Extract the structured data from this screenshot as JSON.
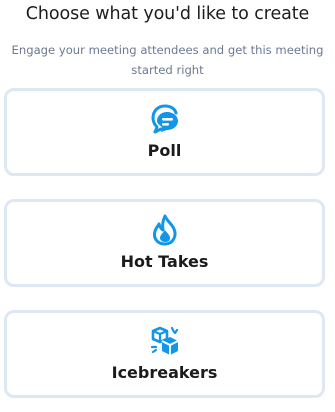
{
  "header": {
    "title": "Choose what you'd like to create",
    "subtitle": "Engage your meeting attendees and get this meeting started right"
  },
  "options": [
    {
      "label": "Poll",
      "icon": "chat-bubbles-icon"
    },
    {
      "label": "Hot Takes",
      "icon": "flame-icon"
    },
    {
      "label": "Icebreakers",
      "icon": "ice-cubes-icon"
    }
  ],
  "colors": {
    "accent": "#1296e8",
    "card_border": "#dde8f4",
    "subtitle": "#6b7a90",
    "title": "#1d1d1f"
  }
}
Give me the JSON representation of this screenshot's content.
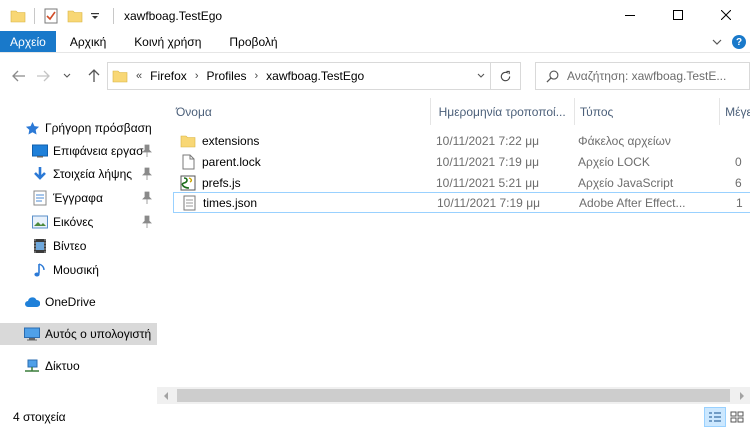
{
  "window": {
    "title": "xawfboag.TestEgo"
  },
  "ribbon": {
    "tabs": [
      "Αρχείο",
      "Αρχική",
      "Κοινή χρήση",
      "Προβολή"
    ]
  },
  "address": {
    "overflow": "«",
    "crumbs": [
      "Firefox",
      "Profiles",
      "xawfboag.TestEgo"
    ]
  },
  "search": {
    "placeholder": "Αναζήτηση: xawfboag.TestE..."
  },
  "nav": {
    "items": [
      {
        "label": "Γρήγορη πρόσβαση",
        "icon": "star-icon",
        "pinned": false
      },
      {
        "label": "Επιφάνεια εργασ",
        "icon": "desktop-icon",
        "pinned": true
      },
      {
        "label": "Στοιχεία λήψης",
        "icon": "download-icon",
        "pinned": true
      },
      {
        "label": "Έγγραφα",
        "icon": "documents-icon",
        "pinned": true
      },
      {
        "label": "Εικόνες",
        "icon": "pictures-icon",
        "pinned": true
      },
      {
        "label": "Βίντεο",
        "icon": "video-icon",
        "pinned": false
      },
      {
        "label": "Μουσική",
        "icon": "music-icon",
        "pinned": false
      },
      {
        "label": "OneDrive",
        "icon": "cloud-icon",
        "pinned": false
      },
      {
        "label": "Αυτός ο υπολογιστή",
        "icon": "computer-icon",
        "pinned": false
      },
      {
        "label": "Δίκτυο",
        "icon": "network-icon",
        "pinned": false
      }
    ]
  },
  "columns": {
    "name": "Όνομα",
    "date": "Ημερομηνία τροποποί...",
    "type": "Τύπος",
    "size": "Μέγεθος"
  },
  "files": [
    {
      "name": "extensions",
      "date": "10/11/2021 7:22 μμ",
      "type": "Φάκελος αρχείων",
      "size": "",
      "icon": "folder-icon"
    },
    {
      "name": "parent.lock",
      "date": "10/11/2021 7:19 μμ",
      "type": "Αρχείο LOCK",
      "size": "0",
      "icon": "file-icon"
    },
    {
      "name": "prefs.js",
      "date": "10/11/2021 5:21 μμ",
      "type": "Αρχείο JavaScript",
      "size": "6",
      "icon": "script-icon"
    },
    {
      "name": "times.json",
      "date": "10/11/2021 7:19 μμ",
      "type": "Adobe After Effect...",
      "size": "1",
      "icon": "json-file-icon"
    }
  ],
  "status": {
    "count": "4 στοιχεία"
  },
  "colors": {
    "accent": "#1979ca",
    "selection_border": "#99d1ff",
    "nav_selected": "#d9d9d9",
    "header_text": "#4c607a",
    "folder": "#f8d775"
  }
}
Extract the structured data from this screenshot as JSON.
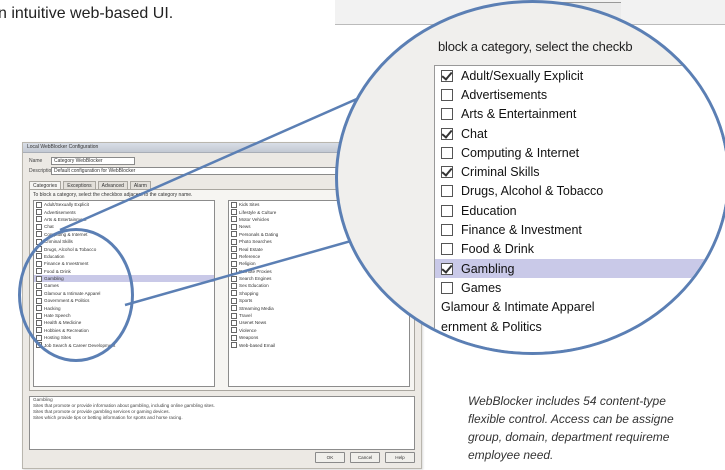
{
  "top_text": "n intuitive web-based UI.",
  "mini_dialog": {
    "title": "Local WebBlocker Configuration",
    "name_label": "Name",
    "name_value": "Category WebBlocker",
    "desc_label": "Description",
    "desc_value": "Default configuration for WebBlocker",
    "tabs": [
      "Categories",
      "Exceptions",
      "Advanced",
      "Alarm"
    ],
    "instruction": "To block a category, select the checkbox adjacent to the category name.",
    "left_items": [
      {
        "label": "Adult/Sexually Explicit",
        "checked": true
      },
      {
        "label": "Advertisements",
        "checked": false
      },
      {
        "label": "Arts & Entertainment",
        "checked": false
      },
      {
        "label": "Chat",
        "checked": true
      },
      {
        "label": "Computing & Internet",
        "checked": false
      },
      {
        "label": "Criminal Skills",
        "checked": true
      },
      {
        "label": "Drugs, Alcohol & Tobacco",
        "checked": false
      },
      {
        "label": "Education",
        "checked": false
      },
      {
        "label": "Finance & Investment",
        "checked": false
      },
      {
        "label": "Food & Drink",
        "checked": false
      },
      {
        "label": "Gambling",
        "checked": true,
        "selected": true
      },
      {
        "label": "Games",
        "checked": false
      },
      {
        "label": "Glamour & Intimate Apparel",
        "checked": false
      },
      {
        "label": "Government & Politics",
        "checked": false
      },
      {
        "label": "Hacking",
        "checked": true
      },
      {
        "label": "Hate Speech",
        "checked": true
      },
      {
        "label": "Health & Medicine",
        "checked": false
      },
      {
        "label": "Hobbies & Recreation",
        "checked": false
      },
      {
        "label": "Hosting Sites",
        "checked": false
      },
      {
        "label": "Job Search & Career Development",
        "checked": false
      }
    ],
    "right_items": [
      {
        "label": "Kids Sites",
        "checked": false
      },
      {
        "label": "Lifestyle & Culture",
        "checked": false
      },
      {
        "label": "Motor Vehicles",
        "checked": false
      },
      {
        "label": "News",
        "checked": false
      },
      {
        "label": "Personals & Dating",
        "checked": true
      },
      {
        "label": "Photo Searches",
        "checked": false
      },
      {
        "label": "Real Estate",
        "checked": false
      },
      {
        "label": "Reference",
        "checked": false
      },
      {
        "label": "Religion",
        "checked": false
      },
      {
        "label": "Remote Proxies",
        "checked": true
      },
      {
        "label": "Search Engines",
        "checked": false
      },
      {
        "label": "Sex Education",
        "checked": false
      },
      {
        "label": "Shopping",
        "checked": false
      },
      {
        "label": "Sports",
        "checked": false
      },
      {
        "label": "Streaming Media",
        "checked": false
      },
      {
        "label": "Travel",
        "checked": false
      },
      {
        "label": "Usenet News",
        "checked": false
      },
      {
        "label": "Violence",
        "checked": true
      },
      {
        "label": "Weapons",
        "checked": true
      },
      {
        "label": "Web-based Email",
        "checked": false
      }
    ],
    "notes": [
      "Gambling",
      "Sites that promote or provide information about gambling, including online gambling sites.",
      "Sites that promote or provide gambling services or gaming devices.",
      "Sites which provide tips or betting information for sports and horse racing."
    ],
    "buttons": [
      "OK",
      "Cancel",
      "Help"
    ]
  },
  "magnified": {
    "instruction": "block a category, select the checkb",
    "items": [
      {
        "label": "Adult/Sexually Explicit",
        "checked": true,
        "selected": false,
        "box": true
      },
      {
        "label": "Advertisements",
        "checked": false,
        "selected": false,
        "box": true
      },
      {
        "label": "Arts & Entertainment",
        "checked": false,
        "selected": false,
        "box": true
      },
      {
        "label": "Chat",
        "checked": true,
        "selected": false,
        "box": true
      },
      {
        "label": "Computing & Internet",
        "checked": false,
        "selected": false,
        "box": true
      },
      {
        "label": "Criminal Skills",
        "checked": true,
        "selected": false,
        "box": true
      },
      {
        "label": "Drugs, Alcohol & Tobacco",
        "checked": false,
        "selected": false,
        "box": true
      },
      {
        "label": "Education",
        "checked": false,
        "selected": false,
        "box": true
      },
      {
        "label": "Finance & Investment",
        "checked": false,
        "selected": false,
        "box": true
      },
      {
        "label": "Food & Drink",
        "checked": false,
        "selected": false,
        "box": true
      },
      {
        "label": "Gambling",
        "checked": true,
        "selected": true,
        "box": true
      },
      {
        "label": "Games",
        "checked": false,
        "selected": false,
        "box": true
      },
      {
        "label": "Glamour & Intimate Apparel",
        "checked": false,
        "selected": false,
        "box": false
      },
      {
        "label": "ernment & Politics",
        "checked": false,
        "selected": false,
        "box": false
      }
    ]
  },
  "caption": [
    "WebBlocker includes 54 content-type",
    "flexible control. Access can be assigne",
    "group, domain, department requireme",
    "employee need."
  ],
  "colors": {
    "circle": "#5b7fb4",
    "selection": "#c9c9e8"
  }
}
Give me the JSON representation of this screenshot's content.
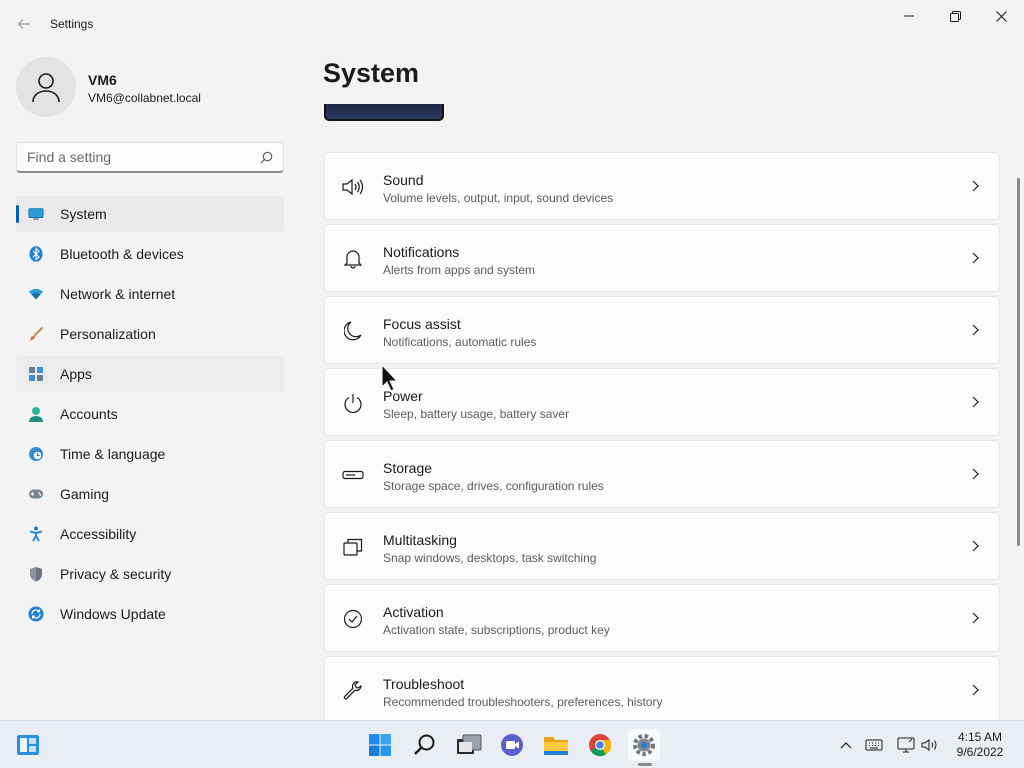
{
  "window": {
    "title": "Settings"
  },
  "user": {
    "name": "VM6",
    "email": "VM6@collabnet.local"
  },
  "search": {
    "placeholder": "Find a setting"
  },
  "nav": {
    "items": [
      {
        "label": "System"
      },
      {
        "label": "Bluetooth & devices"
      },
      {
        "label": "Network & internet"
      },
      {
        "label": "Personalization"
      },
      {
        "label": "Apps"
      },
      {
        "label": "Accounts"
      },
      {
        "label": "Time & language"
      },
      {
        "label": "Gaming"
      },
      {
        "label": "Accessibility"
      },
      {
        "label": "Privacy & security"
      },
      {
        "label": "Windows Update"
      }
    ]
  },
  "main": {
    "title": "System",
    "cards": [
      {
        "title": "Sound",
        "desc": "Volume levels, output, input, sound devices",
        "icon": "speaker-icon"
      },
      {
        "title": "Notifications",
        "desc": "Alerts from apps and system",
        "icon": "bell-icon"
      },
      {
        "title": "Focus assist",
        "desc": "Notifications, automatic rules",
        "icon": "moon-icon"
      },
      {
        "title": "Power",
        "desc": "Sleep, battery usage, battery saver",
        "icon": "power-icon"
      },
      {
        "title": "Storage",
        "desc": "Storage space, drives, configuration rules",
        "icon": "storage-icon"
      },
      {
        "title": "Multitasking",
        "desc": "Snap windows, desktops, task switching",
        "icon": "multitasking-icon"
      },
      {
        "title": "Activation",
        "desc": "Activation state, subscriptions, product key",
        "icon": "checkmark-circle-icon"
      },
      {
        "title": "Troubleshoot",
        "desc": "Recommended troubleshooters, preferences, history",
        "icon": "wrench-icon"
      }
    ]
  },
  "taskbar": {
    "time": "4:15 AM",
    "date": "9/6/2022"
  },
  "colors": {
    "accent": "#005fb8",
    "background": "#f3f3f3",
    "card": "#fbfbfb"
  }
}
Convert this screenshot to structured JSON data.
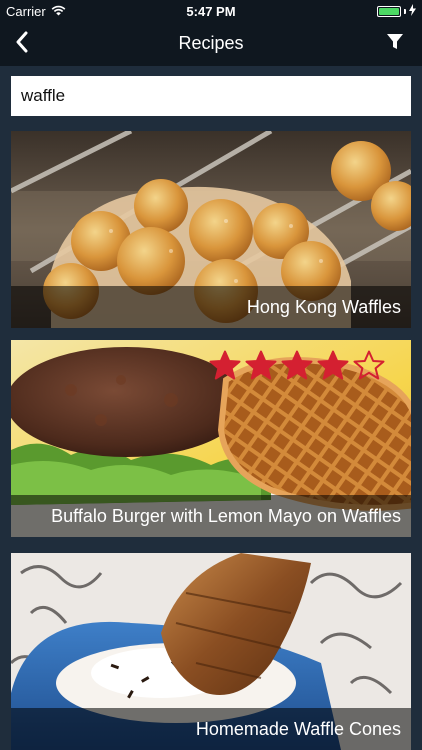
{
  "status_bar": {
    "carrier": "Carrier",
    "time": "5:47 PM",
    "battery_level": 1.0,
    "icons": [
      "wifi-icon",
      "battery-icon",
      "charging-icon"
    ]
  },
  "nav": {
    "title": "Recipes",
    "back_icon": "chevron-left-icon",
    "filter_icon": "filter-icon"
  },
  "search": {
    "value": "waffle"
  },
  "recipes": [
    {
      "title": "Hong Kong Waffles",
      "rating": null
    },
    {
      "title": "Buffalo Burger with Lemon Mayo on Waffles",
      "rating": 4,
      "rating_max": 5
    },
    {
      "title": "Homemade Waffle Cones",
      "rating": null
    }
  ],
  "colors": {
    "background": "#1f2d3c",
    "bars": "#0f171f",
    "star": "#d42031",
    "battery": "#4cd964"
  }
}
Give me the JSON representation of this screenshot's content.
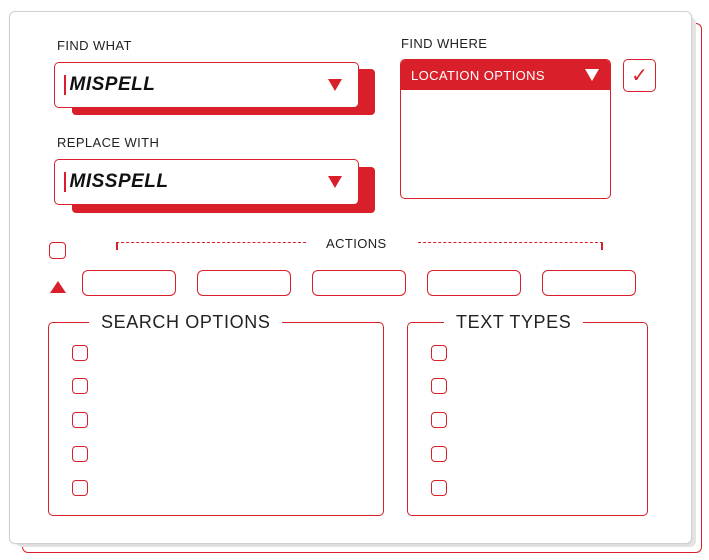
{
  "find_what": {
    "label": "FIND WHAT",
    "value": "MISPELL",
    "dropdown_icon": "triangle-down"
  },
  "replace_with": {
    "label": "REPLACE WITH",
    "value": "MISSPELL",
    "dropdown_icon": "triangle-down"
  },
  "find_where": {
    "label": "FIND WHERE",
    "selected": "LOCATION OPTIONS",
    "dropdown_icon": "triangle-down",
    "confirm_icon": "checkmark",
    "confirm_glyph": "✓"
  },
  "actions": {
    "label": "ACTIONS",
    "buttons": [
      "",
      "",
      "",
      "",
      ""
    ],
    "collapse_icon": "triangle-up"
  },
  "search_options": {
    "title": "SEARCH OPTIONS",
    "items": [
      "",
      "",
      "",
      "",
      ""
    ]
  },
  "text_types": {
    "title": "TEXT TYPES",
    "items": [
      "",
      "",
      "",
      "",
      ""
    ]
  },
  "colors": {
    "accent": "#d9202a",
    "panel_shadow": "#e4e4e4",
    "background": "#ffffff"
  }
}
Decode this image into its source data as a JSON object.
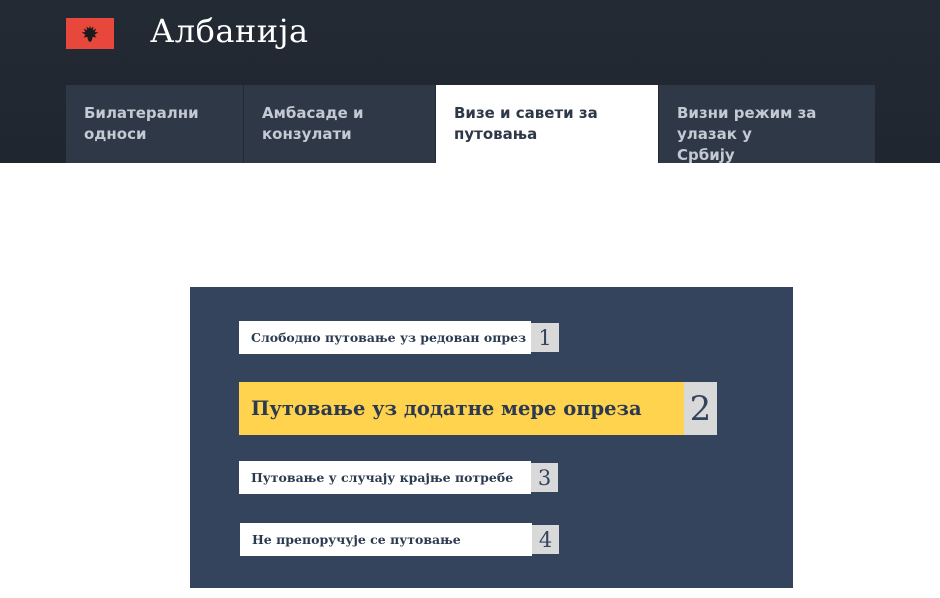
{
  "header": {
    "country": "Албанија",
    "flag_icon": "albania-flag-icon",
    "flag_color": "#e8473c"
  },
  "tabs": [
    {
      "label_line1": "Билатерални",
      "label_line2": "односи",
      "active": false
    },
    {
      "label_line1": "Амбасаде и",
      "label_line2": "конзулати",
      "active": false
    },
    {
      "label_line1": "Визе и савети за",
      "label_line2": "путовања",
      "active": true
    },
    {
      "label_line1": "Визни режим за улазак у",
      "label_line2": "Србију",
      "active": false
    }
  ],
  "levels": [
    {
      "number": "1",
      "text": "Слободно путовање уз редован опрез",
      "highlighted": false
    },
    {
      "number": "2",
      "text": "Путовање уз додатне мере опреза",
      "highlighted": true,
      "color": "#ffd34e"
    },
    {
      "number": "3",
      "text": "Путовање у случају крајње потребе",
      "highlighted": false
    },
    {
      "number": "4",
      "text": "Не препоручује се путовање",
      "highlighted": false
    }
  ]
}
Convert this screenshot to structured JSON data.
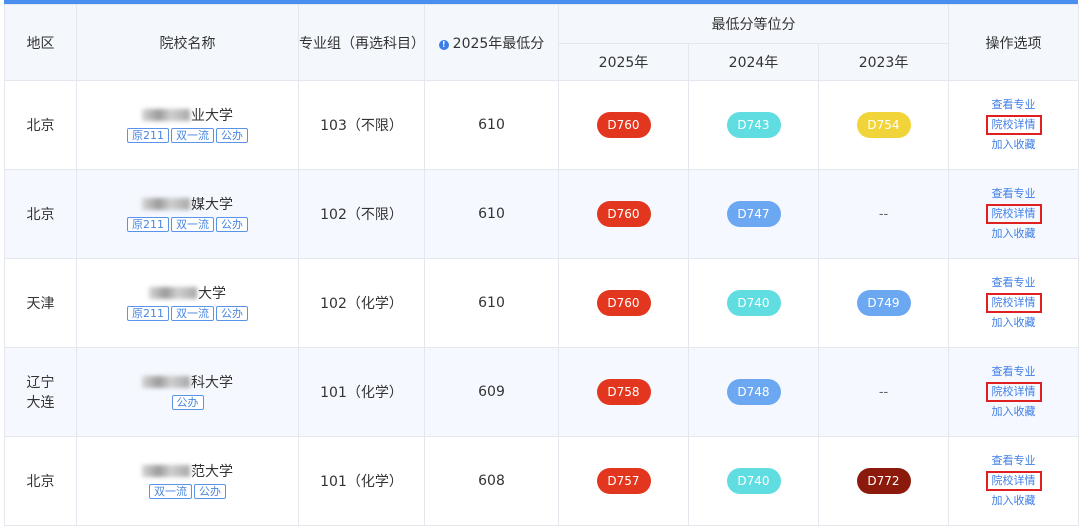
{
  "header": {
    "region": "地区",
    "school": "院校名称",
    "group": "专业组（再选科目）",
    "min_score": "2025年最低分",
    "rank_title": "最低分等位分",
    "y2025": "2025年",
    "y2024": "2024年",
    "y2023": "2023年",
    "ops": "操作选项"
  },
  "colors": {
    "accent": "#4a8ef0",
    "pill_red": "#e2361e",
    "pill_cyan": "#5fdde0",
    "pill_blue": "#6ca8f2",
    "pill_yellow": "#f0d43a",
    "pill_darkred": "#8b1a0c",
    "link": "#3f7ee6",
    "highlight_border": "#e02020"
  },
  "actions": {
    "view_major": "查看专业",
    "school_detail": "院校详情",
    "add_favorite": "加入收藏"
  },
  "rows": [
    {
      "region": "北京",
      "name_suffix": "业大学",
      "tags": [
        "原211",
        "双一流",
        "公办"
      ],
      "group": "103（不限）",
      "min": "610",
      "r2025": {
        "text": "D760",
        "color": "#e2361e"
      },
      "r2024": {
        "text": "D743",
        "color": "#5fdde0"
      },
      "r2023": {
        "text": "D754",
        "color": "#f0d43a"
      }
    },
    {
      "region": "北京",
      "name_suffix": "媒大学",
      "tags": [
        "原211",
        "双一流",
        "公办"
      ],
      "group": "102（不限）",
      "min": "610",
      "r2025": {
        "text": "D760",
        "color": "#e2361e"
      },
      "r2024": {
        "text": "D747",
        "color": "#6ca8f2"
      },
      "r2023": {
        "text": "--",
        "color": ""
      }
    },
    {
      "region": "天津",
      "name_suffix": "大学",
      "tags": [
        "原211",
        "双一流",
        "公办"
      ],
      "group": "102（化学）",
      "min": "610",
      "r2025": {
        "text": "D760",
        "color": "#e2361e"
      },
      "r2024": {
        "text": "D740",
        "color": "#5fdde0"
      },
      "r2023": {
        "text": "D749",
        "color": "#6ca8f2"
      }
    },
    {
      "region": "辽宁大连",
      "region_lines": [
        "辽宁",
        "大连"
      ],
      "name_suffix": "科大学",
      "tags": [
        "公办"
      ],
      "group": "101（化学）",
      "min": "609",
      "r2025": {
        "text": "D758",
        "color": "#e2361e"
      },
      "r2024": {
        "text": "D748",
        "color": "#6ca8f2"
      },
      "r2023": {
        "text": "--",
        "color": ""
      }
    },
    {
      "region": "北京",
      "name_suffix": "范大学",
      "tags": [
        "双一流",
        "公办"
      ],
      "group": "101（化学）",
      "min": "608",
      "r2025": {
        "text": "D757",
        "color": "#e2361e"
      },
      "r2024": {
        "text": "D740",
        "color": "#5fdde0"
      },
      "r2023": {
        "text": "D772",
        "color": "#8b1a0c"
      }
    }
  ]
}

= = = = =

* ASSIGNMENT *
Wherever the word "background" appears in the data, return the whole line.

* RESPONSE TO THIS EXERCISE *
    "background": "#f3f3f3",
    "background": "#1f2d3c",
    "background": "#ffffff"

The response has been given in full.